Dataset items:
________________________________________

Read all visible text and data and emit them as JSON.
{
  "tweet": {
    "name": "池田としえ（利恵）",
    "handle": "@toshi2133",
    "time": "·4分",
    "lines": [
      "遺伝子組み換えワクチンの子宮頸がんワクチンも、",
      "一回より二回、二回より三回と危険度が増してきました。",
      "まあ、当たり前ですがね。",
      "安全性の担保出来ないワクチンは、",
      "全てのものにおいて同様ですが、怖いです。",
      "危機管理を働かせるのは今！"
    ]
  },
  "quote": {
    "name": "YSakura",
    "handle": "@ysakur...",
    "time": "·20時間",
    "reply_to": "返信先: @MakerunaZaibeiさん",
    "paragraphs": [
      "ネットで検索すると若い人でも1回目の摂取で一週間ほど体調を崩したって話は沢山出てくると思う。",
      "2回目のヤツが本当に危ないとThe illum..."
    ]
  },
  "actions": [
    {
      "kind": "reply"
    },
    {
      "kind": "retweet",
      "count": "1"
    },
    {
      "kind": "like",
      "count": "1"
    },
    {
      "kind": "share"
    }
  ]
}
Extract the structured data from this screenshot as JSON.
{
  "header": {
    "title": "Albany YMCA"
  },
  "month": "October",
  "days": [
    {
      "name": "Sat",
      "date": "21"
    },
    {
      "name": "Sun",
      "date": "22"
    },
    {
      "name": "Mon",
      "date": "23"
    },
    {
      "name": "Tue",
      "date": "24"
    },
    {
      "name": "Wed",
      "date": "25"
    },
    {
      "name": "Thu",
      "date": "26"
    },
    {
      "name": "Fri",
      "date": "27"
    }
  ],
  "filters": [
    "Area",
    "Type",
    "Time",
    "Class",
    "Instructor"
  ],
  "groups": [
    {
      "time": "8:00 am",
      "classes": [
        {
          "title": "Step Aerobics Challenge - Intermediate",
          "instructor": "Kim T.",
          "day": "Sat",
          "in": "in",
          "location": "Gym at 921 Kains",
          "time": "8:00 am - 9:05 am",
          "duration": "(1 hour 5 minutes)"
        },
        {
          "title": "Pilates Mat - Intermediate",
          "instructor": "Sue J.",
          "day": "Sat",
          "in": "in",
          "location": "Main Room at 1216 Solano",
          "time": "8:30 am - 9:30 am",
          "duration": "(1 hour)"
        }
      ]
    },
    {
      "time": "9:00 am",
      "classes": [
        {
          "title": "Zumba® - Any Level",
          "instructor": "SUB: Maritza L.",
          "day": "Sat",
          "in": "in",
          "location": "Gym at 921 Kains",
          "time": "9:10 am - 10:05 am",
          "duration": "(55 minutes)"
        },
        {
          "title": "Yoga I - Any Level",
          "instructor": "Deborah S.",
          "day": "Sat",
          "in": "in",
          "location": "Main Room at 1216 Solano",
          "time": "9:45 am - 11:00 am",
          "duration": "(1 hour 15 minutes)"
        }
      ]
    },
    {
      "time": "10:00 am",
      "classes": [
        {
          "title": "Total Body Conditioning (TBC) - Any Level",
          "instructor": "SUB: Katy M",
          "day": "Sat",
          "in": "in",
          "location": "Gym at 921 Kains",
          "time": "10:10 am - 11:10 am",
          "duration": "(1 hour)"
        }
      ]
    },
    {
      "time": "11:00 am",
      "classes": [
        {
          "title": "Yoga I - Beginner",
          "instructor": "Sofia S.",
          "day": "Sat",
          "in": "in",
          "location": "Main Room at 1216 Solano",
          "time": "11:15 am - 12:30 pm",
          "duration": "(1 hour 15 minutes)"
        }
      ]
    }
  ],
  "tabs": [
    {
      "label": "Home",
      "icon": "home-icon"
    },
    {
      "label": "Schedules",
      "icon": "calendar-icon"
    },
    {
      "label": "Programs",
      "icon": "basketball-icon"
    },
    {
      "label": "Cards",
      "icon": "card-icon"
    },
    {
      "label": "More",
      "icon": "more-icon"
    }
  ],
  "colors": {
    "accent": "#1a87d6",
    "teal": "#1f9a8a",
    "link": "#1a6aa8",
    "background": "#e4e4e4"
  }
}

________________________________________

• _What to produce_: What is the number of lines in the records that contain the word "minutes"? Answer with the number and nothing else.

• _Response to the exercise_: 4